(Data extract)

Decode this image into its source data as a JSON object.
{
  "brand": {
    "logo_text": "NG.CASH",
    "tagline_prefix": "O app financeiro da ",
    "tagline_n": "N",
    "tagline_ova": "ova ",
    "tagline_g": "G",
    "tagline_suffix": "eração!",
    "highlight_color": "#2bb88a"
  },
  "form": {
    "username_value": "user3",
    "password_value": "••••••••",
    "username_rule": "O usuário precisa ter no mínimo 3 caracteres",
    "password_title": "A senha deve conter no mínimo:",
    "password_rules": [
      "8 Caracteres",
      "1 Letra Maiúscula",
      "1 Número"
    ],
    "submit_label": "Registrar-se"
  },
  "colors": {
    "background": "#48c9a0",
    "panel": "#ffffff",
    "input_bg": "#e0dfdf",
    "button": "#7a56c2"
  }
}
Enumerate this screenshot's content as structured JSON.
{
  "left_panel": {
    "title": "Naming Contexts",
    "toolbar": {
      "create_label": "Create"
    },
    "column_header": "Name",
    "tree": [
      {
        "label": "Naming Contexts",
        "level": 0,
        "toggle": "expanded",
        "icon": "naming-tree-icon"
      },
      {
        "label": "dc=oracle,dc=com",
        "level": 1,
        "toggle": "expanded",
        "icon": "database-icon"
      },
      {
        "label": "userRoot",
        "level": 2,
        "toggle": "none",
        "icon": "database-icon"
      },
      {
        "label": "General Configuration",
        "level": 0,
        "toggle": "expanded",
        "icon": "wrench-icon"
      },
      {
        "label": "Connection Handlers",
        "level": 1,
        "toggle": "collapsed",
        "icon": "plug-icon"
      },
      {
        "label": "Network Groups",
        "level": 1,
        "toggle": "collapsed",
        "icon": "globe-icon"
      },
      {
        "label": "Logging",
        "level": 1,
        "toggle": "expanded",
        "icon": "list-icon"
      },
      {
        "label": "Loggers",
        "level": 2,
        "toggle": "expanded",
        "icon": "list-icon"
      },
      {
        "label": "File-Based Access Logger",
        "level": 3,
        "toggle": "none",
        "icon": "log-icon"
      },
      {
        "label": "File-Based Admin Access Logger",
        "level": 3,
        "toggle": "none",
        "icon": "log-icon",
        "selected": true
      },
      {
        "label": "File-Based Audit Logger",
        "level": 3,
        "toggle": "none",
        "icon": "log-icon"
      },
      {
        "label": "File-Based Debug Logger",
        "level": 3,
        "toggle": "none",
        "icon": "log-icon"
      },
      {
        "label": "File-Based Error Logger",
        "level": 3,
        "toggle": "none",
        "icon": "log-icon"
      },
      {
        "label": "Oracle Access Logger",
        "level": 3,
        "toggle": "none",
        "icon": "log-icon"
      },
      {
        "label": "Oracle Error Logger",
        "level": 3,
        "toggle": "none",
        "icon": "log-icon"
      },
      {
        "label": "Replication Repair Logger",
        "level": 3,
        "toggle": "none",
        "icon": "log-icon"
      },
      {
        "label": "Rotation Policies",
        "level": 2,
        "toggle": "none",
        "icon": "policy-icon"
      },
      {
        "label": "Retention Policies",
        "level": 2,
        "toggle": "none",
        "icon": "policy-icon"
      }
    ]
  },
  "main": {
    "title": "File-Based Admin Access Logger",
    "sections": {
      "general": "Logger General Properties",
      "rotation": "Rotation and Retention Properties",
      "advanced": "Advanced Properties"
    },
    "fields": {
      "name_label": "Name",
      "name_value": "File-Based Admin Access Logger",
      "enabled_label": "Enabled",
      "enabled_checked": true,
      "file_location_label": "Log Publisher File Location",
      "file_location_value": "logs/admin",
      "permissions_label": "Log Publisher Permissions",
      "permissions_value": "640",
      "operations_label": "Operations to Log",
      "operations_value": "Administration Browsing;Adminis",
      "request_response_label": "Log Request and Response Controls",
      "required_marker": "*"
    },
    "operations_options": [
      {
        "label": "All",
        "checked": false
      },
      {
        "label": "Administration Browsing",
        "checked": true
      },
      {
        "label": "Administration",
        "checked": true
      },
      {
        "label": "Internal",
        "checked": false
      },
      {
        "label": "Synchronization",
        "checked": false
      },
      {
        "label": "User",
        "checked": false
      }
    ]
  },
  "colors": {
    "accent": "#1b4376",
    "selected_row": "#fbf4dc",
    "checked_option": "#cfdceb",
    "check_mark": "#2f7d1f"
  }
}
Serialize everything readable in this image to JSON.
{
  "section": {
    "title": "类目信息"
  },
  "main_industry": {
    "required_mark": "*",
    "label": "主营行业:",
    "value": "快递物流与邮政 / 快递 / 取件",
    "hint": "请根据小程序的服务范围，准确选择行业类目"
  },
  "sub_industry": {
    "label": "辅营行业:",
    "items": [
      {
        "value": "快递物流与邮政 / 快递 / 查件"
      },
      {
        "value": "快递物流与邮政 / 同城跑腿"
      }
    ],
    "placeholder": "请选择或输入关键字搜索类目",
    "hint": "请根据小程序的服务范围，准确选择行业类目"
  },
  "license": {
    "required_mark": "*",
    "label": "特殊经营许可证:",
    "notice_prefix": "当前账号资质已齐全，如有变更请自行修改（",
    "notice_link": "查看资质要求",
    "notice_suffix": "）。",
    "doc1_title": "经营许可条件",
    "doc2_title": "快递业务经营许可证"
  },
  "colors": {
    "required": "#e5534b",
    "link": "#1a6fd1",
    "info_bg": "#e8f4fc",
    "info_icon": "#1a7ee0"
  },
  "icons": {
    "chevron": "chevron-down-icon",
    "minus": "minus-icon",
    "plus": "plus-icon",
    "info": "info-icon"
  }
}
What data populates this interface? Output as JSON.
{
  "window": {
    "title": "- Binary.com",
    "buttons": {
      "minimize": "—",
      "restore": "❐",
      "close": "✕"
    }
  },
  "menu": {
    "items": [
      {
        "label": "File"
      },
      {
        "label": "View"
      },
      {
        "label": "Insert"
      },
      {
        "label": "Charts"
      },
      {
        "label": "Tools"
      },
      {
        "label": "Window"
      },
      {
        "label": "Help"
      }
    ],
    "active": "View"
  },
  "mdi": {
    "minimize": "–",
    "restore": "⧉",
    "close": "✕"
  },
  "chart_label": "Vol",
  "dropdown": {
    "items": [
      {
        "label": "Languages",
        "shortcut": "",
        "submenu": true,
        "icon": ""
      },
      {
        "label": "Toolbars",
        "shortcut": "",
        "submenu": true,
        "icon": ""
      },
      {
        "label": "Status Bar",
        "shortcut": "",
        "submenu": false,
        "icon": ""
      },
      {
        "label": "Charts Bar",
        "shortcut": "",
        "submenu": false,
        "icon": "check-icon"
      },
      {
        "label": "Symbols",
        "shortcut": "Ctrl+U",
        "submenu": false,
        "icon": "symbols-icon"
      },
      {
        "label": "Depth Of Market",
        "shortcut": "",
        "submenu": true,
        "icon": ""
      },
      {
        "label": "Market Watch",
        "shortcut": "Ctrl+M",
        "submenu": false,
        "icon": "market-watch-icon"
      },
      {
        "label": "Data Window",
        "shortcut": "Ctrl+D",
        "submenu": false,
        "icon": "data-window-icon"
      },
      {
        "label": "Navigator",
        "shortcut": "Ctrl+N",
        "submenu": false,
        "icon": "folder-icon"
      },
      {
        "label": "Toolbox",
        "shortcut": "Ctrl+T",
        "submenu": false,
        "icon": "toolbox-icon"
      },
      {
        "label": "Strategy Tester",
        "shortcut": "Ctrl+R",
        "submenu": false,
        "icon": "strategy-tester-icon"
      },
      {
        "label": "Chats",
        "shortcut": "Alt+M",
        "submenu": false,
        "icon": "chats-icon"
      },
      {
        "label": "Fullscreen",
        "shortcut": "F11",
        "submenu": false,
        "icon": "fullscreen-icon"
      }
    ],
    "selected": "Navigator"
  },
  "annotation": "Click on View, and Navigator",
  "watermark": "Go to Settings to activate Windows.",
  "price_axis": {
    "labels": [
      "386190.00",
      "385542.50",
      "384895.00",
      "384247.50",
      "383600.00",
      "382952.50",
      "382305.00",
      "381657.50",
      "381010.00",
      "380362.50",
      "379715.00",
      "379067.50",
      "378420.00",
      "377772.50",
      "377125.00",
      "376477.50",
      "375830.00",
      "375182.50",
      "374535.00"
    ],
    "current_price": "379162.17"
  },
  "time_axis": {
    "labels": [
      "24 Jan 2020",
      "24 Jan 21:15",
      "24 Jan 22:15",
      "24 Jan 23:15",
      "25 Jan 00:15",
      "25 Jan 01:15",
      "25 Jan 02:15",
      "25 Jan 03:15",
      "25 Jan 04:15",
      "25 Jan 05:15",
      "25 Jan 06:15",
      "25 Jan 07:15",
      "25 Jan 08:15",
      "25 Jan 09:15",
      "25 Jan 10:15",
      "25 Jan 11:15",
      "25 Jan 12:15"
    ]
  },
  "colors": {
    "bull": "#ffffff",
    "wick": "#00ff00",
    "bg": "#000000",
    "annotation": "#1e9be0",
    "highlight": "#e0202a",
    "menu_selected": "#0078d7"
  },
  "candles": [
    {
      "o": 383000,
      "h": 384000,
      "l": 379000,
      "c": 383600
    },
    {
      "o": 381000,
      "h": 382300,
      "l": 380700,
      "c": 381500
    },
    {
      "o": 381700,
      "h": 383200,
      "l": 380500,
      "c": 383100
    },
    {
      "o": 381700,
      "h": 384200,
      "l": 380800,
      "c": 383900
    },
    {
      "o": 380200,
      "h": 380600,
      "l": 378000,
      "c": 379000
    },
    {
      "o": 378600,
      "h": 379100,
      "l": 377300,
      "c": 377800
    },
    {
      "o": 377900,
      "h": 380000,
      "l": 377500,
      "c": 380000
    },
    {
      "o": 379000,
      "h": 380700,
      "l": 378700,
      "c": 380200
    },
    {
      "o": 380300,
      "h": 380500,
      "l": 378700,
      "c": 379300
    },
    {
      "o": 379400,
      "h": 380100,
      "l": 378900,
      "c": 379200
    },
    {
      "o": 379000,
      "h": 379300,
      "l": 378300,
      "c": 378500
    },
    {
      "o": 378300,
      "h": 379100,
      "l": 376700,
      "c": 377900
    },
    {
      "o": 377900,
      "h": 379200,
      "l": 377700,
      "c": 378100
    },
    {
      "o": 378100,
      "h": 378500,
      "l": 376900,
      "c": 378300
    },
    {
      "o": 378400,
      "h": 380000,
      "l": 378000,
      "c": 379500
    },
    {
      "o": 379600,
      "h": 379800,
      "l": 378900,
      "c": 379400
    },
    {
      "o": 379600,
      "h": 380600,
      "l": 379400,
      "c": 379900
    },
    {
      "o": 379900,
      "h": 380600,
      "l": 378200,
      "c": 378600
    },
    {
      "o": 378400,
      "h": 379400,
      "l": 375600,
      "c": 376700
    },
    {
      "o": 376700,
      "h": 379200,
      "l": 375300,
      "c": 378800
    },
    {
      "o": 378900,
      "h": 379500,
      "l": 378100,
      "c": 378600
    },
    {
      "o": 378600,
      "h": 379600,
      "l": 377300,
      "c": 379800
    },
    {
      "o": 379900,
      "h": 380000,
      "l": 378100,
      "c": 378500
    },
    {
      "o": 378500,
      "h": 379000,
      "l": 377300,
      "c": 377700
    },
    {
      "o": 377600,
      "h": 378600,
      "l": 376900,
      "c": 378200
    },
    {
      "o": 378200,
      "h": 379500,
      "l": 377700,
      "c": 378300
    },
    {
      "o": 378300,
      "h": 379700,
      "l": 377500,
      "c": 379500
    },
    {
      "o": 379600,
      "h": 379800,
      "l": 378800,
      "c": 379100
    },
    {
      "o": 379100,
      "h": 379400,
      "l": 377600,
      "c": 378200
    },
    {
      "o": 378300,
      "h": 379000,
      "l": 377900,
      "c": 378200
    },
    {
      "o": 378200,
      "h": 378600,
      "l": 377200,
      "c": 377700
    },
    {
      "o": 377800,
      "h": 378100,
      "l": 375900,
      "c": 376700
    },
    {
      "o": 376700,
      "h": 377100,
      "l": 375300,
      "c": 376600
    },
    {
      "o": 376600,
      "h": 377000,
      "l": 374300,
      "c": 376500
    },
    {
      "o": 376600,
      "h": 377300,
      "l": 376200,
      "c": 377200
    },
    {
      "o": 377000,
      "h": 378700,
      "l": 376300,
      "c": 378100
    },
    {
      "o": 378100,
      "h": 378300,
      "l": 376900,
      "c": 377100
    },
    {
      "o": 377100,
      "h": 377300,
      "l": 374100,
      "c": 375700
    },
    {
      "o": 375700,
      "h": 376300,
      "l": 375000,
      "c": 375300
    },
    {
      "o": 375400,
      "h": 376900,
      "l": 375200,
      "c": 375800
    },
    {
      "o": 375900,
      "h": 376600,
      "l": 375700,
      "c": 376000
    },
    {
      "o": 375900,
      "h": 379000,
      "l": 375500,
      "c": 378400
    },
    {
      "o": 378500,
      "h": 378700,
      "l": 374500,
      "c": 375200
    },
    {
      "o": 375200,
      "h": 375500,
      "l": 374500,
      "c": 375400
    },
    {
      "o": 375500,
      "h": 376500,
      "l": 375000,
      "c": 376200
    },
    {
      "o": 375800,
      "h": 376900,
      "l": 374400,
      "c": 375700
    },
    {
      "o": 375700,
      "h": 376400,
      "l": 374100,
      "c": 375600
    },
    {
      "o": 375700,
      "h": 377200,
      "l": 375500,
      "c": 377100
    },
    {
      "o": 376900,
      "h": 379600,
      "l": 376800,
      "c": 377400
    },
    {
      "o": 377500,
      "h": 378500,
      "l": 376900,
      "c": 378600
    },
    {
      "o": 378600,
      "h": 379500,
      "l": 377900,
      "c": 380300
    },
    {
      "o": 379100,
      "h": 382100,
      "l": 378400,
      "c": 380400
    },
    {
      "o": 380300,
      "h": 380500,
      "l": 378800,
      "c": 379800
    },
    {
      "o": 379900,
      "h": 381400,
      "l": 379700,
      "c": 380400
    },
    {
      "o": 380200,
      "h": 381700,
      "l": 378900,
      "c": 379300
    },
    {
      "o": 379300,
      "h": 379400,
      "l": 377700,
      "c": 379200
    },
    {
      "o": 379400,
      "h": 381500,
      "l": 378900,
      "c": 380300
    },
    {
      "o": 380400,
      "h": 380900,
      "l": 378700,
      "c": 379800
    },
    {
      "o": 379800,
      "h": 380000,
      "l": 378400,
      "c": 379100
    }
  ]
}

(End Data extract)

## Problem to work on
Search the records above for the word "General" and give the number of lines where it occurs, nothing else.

## Response area
2